“In fact, ransomware attacks increased by 118 percent across all industries in the first quarter of 2019, according to a recent McAfee report. These kinds of brazen, disruptive attacks on IT infrastructure shows why events, such as the upcoming National Cybersecurity Awareness Month, are vital to promote better protecting mission-critical data against ransomware.”
“There are simple steps and actions you can take to protect your business, personal information and assets from attacks,” added Mr. Conboy. “For example, implement a data protection, disaster recovery and business continuity strategy, utilizing a fully integrated anti-ransomware defense powered by machine learning models, proactively detecting and preventing ransomware attacks before they occur. It is also important to invest in IT infrastructure that delivers enhanced data protection, with archiving and threat mitigation to provide a robust disaster recovery plan”.
“Almost all of the huge breaches we read about in the news involve attackers leveraging stolen user credentials to gain access to sensitive corporate data. This presents a significant problem for security teams,” said Steve Gailey, Head of Solutions Architecture, Exabeam. “Identifying changes in the behavior of valid credentials is the key to successfully uncovering an attack. But in an age of alert overload, security teams are often overwhelmed and can struggle to make sense of the data in front of them.”

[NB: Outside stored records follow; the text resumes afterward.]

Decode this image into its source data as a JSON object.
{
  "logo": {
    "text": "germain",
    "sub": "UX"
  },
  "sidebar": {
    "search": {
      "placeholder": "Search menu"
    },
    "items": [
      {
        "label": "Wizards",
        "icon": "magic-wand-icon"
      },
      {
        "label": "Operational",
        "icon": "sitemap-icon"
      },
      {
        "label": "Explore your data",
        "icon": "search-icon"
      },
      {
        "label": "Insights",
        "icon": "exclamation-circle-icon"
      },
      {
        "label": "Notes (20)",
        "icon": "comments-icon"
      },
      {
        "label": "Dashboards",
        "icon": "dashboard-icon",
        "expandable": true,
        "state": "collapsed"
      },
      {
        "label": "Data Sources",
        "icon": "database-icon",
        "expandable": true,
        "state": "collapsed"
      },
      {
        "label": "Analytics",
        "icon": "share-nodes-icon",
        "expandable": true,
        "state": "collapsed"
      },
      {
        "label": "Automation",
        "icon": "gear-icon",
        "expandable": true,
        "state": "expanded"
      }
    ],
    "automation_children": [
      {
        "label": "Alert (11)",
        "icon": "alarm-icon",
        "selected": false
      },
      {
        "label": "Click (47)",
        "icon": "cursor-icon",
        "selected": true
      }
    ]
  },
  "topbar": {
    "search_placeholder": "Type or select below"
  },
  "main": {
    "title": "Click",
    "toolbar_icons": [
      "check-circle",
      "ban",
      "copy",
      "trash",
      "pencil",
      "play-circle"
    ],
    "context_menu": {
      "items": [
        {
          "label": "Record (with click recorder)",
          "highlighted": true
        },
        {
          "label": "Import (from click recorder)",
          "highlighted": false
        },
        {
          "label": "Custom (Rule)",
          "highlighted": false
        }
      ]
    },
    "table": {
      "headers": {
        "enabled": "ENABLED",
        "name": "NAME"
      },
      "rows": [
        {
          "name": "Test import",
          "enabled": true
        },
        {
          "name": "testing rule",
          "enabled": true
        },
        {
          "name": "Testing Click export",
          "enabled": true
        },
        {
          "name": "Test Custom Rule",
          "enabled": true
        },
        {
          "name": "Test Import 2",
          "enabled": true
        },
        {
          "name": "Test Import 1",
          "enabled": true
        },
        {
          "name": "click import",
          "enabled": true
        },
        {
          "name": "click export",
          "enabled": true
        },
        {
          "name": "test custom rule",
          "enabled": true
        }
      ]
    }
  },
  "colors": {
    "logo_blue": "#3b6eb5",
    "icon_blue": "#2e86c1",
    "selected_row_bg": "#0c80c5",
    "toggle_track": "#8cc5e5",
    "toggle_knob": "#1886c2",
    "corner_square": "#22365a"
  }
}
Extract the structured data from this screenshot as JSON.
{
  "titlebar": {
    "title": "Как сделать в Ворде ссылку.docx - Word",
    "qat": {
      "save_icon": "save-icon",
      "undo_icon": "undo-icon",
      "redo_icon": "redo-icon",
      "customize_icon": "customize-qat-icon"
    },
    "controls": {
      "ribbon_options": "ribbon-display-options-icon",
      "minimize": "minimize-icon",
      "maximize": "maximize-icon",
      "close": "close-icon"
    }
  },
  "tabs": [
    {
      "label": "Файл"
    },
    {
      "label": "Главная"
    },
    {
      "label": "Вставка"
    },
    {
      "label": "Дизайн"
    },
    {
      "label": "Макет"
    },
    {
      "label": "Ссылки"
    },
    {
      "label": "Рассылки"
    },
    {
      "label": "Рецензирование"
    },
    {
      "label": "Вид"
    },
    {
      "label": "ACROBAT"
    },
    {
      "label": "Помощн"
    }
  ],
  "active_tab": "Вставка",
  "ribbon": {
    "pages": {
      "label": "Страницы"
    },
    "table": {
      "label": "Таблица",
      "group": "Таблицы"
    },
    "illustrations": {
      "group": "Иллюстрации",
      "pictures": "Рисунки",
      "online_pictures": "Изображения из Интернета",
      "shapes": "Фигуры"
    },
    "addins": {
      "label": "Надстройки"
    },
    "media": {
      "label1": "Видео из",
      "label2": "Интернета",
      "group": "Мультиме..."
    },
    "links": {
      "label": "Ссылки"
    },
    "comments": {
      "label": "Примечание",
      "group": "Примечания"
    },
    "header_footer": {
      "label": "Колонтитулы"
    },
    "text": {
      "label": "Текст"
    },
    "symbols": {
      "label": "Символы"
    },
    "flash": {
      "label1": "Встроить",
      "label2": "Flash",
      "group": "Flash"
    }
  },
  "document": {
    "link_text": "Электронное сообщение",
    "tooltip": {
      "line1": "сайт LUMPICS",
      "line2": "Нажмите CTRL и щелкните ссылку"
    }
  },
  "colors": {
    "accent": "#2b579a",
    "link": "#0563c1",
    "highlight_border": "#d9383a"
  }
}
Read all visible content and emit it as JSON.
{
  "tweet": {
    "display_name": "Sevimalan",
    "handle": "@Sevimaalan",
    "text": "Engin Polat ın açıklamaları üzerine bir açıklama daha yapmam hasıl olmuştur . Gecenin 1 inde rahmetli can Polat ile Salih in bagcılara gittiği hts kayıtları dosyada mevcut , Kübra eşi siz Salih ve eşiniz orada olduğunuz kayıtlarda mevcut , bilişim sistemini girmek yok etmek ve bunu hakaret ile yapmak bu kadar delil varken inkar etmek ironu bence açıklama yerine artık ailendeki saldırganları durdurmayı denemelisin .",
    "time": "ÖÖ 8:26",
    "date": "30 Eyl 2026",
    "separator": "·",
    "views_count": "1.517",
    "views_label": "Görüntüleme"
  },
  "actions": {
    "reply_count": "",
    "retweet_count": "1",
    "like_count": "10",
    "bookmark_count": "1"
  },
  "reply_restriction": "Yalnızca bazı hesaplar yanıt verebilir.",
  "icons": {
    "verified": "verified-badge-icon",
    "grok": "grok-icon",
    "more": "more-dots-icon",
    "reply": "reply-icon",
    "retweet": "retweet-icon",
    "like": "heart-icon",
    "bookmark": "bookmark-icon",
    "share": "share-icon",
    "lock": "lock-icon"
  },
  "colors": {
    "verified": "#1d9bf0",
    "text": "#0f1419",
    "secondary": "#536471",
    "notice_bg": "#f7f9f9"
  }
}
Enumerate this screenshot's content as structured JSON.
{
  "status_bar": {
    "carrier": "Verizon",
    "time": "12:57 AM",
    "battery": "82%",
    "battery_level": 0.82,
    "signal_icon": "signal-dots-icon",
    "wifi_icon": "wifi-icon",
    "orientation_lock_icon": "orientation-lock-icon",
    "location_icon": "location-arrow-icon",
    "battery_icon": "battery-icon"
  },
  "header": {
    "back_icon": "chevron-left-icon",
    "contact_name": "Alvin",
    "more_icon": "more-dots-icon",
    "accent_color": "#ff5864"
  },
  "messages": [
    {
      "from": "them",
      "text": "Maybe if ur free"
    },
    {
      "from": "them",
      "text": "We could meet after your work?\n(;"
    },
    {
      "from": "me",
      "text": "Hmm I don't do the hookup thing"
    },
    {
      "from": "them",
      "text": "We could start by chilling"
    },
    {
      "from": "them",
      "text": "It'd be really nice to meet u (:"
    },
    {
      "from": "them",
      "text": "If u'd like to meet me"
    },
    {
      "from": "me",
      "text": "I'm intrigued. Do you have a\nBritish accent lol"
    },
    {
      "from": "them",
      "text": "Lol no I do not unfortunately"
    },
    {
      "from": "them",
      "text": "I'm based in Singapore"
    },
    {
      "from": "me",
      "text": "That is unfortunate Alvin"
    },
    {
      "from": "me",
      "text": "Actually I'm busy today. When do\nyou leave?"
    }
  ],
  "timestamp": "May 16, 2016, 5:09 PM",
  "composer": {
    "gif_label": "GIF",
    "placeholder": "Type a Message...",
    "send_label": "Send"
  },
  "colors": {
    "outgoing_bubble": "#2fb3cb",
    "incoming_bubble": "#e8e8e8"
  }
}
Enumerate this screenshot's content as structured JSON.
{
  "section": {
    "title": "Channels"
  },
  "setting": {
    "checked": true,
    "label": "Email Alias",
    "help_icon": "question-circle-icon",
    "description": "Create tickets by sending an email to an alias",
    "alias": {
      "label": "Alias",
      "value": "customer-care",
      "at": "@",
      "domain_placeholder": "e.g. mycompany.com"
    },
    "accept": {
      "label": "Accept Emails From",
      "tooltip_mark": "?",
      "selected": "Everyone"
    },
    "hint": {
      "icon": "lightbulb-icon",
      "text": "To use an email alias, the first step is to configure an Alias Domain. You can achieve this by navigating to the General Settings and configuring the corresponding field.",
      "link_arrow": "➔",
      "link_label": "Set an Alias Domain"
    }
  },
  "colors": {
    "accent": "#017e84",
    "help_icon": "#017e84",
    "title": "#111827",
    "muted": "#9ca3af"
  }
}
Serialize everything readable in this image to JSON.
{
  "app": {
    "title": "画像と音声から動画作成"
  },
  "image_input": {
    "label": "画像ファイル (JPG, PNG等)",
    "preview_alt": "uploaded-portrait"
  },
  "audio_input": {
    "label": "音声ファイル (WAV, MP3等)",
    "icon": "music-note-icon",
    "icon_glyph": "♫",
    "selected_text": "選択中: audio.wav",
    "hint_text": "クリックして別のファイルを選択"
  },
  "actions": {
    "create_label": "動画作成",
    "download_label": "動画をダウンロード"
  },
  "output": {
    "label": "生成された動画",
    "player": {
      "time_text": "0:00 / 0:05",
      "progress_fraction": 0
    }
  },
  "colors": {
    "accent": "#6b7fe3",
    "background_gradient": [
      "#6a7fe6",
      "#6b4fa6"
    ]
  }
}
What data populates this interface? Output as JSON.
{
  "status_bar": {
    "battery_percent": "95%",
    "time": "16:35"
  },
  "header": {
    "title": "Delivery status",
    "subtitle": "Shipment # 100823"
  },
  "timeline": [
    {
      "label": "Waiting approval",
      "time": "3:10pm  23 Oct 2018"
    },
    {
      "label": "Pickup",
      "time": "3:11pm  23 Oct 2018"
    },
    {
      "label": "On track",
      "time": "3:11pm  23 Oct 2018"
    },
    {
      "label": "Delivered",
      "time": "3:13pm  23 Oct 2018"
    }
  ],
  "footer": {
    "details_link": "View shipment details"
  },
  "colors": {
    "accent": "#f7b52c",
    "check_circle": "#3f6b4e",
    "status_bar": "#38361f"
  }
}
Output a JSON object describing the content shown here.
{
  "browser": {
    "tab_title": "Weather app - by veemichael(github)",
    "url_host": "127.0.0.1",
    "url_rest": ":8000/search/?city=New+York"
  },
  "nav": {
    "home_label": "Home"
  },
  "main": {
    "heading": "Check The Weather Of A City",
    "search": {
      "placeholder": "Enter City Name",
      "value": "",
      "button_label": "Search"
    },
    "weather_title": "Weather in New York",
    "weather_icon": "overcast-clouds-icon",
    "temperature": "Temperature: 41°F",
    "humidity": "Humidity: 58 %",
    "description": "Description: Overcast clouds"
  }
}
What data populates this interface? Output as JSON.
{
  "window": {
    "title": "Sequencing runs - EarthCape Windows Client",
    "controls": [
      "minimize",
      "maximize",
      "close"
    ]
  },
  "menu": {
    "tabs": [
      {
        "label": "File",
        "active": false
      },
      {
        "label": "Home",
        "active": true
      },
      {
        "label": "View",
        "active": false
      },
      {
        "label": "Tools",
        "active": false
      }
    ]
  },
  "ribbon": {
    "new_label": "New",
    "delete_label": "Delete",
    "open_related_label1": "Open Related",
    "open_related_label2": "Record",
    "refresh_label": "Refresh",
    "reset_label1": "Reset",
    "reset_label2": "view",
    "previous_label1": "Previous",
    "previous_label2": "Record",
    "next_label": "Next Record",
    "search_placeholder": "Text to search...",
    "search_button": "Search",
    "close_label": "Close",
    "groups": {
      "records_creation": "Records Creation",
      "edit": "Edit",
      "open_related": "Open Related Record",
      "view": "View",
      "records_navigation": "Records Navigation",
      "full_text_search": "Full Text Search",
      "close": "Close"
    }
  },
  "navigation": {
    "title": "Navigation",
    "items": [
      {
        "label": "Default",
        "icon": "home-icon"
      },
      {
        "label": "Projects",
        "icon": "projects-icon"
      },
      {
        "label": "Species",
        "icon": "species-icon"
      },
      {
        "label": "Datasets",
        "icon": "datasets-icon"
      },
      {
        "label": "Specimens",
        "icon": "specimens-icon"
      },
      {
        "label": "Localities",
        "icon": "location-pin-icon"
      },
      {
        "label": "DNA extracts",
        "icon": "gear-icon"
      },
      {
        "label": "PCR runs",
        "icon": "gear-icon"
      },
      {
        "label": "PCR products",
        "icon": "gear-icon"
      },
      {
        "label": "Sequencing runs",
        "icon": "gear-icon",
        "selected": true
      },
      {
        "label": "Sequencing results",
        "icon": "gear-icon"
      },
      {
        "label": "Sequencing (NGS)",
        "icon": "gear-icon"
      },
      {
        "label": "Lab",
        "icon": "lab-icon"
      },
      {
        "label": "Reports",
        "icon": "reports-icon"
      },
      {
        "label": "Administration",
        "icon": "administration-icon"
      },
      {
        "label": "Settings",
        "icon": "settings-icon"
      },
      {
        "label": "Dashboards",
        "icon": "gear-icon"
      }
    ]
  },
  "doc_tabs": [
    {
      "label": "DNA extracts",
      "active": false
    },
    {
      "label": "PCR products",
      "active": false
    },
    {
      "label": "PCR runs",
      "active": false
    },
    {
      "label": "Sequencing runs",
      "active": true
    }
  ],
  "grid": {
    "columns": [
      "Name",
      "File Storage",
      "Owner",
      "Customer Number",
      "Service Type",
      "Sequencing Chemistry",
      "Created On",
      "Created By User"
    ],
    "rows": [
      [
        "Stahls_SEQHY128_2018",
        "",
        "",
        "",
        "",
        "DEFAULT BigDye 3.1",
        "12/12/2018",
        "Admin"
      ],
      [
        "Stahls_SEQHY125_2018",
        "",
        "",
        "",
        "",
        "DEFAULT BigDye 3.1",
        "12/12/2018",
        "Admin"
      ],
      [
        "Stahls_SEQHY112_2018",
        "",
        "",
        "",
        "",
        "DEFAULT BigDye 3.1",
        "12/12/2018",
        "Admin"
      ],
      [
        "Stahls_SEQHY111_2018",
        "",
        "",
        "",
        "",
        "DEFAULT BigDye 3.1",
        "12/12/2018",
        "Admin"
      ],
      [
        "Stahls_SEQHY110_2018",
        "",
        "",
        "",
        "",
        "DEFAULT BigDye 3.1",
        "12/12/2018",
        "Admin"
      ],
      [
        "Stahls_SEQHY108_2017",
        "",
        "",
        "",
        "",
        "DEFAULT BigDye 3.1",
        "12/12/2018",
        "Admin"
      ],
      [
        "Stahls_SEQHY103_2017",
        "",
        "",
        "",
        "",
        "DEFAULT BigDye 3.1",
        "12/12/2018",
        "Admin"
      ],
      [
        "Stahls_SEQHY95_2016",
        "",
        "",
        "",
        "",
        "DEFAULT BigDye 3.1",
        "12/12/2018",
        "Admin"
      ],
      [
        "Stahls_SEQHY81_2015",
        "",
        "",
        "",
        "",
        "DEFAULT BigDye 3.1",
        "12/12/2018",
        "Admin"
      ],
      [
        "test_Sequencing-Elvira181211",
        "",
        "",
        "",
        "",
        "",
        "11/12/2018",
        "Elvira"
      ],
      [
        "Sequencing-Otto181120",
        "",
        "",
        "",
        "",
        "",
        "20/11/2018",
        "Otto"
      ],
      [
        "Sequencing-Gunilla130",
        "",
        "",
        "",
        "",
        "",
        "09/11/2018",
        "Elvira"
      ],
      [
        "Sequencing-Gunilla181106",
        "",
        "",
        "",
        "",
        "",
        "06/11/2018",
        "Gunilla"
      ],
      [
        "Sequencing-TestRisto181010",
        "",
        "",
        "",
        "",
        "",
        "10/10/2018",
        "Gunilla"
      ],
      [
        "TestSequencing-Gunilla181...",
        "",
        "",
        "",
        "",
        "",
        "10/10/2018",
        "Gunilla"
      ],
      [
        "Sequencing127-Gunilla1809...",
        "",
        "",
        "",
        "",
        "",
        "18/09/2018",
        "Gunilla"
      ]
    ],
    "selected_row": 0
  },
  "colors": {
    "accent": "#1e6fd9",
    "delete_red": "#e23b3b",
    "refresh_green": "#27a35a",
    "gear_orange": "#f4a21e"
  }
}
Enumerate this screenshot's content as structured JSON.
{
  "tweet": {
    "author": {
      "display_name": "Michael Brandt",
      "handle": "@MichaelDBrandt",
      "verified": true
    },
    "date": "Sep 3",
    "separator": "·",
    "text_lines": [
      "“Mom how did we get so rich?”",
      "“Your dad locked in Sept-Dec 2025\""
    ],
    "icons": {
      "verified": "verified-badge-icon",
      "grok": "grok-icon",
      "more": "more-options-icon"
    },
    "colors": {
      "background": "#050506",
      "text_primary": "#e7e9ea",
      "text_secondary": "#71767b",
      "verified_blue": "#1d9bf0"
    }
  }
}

“Applying User and Entity Behaviour Analytics (UEBA) to the data already collected within most organizations can help security teams connect the dots and provide a useful profile of network user activity,” added Mr. Gailey. “By connecting the dots and creating a map of a user’s activities, even when the identity components are not explicitly linked, security teams can create baselines of normal behavior for every user on the network. This makes it easier to identify when a user’s activity requires further investigation. It may not stop you being breached, but it will tell you about it before the damage is done.”
“Cyber-criminals often exploit vulnerabilities in employee emails, so it is crucial to have the right cyber-defenses in place to avoid a disaster where customer data, and a lot of money, could be at risk,” said Avi Raichel, CIO, Zerto. “Having an extensive tiered security model and instilling a strong cybersecurity-aware culture across all employees will help minimize risk. But, the attack itself is only half of the problem because, without sufficient recovery tools, the resulting outage will cause loss of data and money, as well as reputational harm.
In the event of any disaster, businesses should utilize tools that allow them to roll back and recover all of their systems to a point in time just before an attack. This level of disaster recovery is paramount, as employee emails continue to exist at the core of most businesses, they remain a standing target for ever-sophisticated cybercriminals.”
“While there are all kinds of complex products and technologies companies use to protect themselves – many of them excellent – the fact is, most ransomware attacks can be prevented by an easy-to-deploy process,” said John Ford, CISO at ConnectWise. “The simplest thing SMBs can do to protect themselves from cyber-threats is to enable multifactor authentication. Essentially, that means having more than just a password.”
“Most people use it all the time and never even think about it. For instance, when logging into your bank account from something other than your primary computer, and the bank sends a text message to your phone with a code,” added Mr. Ford. “You enter the code and you’re in. That’s all multifactor authentication is. In cybersecurity, we call it ‘something you have and something you know.’ Yet, multifactor authentication has only recently become widely adopted, despite having been around close to 20 years.”